====== Dataset entries

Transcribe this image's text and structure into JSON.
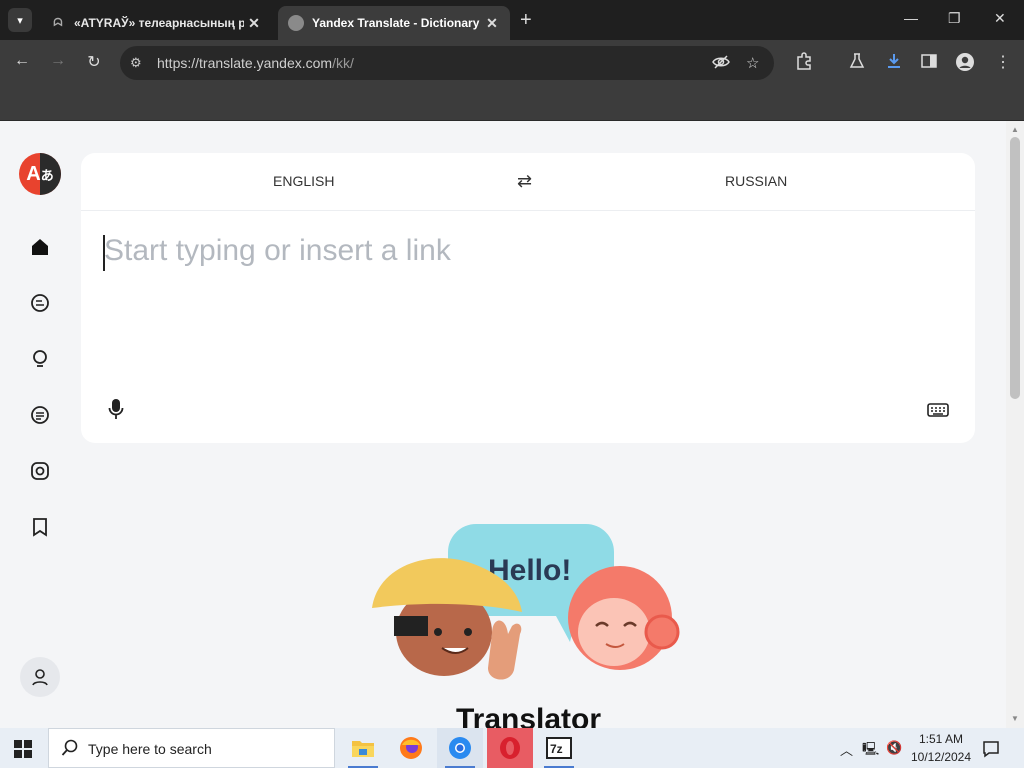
{
  "browser": {
    "tabs": [
      {
        "title": "«ATYRAЎ» телеарнасының ре",
        "favicon": "atyrau-icon",
        "active": false
      },
      {
        "title": "Yandex Translate - Dictionary a",
        "favicon": "yandex-globe-icon",
        "active": true
      }
    ],
    "url": {
      "host": "https://translate.yandex.com",
      "path": "/kk/"
    }
  },
  "translator": {
    "source_lang": "ENGLISH",
    "target_lang": "RUSSIAN",
    "input_placeholder": "Start typing or insert a link",
    "bubble_text": "Hello!",
    "heading": "Translator"
  },
  "sidebar": {
    "items": [
      "home-icon",
      "chat-translate-icon",
      "bulb-icon",
      "document-icon",
      "camera-icon",
      "bookmark-icon"
    ]
  },
  "taskbar": {
    "search_placeholder": "Type here to search",
    "time": "1:51 AM",
    "date": "10/12/2024",
    "apps": [
      "file-explorer-icon",
      "firefox-icon",
      "chrome-icon",
      "opera-icon",
      "7zip-icon"
    ]
  },
  "colors": {
    "accent": "#e8432e",
    "chrome_dark": "#1f1f1f",
    "page_bg": "#f4f5f7"
  }
}
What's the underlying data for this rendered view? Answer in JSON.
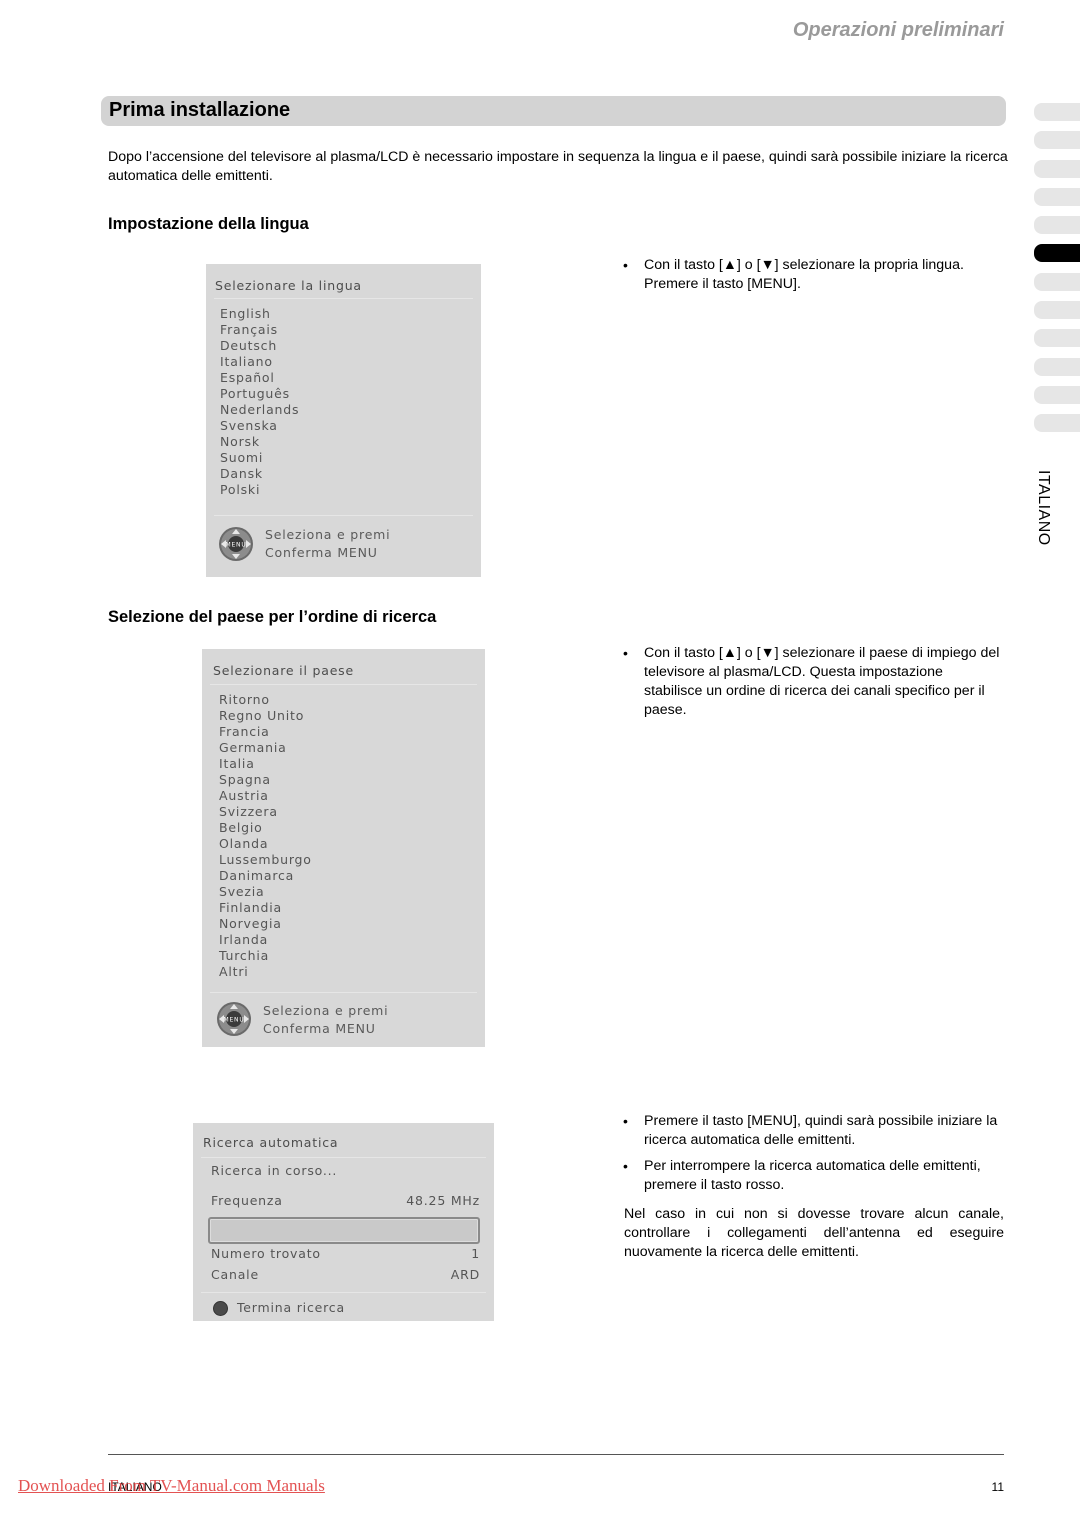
{
  "header": {
    "section": "Operazioni preliminari"
  },
  "title": "Prima installazione",
  "intro": "Dopo l’accensione del televisore al plasma/LCD è necessario impostare in sequenza la lingua e il paese, quindi sarà possibile iniziare la ricerca automatica delle emittenti.",
  "side": {
    "tabs_count": 12,
    "active_tab_index": 5,
    "language_label": "ITALIANO"
  },
  "language_section": {
    "heading": "Impostazione della lingua",
    "osd": {
      "title": "Selezionare la lingua",
      "items": [
        "English",
        "Français",
        "Deutsch",
        "Italiano",
        "Español",
        "Português",
        "Nederlands",
        "Svenska",
        "Norsk",
        "Suomi",
        "Dansk",
        "Polski"
      ],
      "footer_line1": "Seleziona e premi",
      "footer_line2": "Conferma MENU",
      "icon": "dpad-menu-icon"
    },
    "bullets": [
      {
        "pre": "Con il tasto [",
        "up": "▲",
        "mid": "] o [",
        "down": "▼",
        "post": "] selezionare la propria lingua. Premere il tasto [MENU]."
      }
    ]
  },
  "country_section": {
    "heading": "Selezione del paese per l’ordine di ricerca",
    "osd": {
      "title": "Selezionare il paese",
      "items": [
        "Ritorno",
        "Regno Unito",
        "Francia",
        "Germania",
        "Italia",
        "Spagna",
        "Austria",
        "Svizzera",
        "Belgio",
        "Olanda",
        "Lussemburgo",
        "Danimarca",
        "Svezia",
        "Finlandia",
        "Norvegia",
        "Irlanda",
        "Turchia",
        "Altri"
      ],
      "footer_line1": "Seleziona e premi",
      "footer_line2": "Conferma MENU",
      "icon": "dpad-menu-icon"
    },
    "bullets": [
      {
        "pre": "Con il tasto [",
        "up": "▲",
        "mid": "] o [",
        "down": "▼",
        "post": "] selezionare il paese di impiego del televisore al plasma/LCD. Questa impostazione stabilisce un ordine di ricerca dei canali specifico per il paese."
      }
    ]
  },
  "search_section": {
    "osd": {
      "title": "Ricerca automatica",
      "status": "Ricerca in corso...",
      "frequency_label": "Frequenza",
      "frequency_value": "48.25 MHz",
      "found_label": "Numero trovato",
      "found_value": "1",
      "channel_label": "Canale",
      "channel_value": "ARD",
      "stop_label": "Termina ricerca",
      "stop_color": "#4a4a4a"
    },
    "bullets": [
      "Premere il tasto [MENU], quindi sarà possibile iniziare la ricerca automatica delle emittenti.",
      "Per interrompere la ricerca automatica delle emittenti, premere il tasto rosso."
    ],
    "note": "Nel caso in cui non si dovesse trovare alcun canale, controllare i collegamenti dell’antenna ed eseguire nuovamente la ricerca delle emittenti."
  },
  "footer": {
    "language": "ITALIANO",
    "page_number": "11",
    "download_link": "Downloaded From TV-Manual.com Manuals",
    "link_color": "#e04040"
  }
}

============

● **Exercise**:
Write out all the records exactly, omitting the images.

● **Response to the exercise**:
Transcribe this image's text and structure into JSON.
{
  "browser": {
    "tabs": [
      {
        "title": "«ATYRAЎ» телеарнасының ре",
        "favicon": "atyrau-icon",
        "active": false
      },
      {
        "title": "Yandex Translate - Dictionary a",
        "favicon": "yandex-globe-icon",
        "active": true
      }
    ],
    "url": {
      "host": "https://translate.yandex.com",
      "path": "/kk/"
    }
  },
  "translator": {
    "source_lang": "ENGLISH",
    "target_lang": "RUSSIAN",
    "input_placeholder": "Start typing or insert a link",
    "bubble_text": "Hello!",
    "heading": "Translator"
  },
  "sidebar": {
    "items": [
      "home-icon",
      "chat-translate-icon",
      "bulb-icon",
      "document-icon",
      "camera-icon",
      "bookmark-icon"
    ]
  },
  "taskbar": {
    "search_placeholder": "Type here to search",
    "time": "1:51 AM",
    "date": "10/12/2024",
    "apps": [
      "file-explorer-icon",
      "firefox-icon",
      "chrome-icon",
      "opera-icon",
      "7zip-icon"
    ]
  },
  "colors": {
    "accent": "#e8432e",
    "chrome_dark": "#1f1f1f",
    "page_bg": "#f4f5f7"
  }
}
What's the underlying data for this rendered view? Answer in JSON.
{
  "header": {
    "section": "Operazioni preliminari"
  },
  "title": "Prima installazione",
  "intro": "Dopo l’accensione del televisore al plasma/LCD è necessario impostare in sequenza la lingua e il paese, quindi sarà possibile iniziare la ricerca automatica delle emittenti.",
  "side": {
    "tabs_count": 12,
    "active_tab_index": 5,
    "language_label": "ITALIANO"
  },
  "language_section": {
    "heading": "Impostazione della lingua",
    "osd": {
      "title": "Selezionare la lingua",
      "items": [
        "English",
        "Français",
        "Deutsch",
        "Italiano",
        "Español",
        "Português",
        "Nederlands",
        "Svenska",
        "Norsk",
        "Suomi",
        "Dansk",
        "Polski"
      ],
      "footer_line1": "Seleziona e premi",
      "footer_line2": "Conferma MENU",
      "icon": "dpad-menu-icon"
    },
    "bullets": [
      {
        "pre": "Con il tasto [",
        "up": "▲",
        "mid": "] o [",
        "down": "▼",
        "post": "] selezionare la propria lingua. Premere il tasto [MENU]."
      }
    ]
  },
  "country_section": {
    "heading": "Selezione del paese per l’ordine di ricerca",
    "osd": {
      "title": "Selezionare il paese",
      "items": [
        "Ritorno",
        "Regno Unito",
        "Francia",
        "Germania",
        "Italia",
        "Spagna",
        "Austria",
        "Svizzera",
        "Belgio",
        "Olanda",
        "Lussemburgo",
        "Danimarca",
        "Svezia",
        "Finlandia",
        "Norvegia",
        "Irlanda",
        "Turchia",
        "Altri"
      ],
      "footer_line1": "Seleziona e premi",
      "footer_line2": "Conferma MENU",
      "icon": "dpad-menu-icon"
    },
    "bullets": [
      {
        "pre": "Con il tasto [",
        "up": "▲",
        "mid": "] o [",
        "down": "▼",
        "post": "] selezionare il paese di impiego del televisore al plasma/LCD. Questa impostazione stabilisce un ordine di ricerca dei canali specifico per il paese."
      }
    ]
  },
  "search_section": {
    "osd": {
      "title": "Ricerca automatica",
      "status": "Ricerca in corso...",
      "frequency_label": "Frequenza",
      "frequency_value": "48.25 MHz",
      "found_label": "Numero trovato",
      "found_value": "1",
      "channel_label": "Canale",
      "channel_value": "ARD",
      "stop_label": "Termina ricerca",
      "stop_color": "#4a4a4a"
    },
    "bullets": [
      "Premere il tasto [MENU], quindi sarà possibile iniziare la ricerca automatica delle emittenti.",
      "Per interrompere la ricerca automatica delle emittenti, premere il tasto rosso."
    ],
    "note": "Nel caso in cui non si dovesse trovare alcun canale, controllare i collegamenti dell’antenna ed eseguire nuovamente la ricerca delle emittenti."
  },
  "footer": {
    "language": "ITALIANO",
    "page_number": "11",
    "download_link": "Downloaded From TV-Manual.com Manuals",
    "link_color": "#e04040"
  }
}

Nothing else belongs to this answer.